Your goal.
For each line in the data that includes "اخبار", make a copy.

Material shown.

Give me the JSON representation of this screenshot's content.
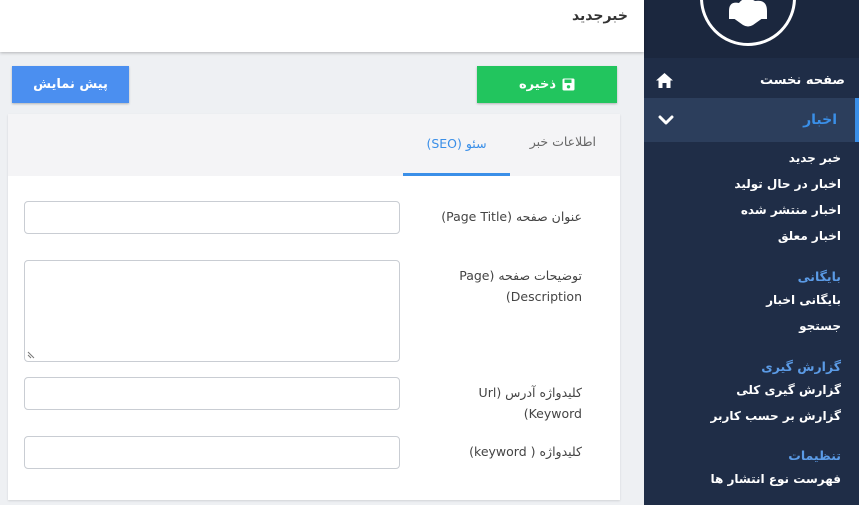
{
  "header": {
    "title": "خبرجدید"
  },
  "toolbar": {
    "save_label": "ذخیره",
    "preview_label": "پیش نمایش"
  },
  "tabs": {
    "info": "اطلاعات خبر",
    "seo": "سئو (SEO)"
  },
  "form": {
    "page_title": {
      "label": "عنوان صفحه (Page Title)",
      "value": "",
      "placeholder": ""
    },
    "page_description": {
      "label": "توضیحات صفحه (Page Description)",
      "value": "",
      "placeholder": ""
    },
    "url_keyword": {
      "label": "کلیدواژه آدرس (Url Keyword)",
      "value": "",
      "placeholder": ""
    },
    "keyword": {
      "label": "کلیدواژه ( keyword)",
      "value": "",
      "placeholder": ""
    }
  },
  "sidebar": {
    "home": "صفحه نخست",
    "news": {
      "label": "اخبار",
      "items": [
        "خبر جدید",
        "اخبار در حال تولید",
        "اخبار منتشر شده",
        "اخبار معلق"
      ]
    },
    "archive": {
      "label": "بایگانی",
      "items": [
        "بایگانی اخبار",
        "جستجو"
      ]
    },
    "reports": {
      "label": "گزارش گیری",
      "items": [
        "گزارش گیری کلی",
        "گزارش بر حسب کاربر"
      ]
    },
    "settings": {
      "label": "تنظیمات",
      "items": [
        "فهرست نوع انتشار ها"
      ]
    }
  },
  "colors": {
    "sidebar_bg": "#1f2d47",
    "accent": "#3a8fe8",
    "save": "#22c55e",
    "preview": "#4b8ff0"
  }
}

Solution.
      "label": "اخبار",
        "اخبار در حال تولید",
        "اخبار منتشر شده",
        "اخبار معلق"
        "بایگانی اخبار",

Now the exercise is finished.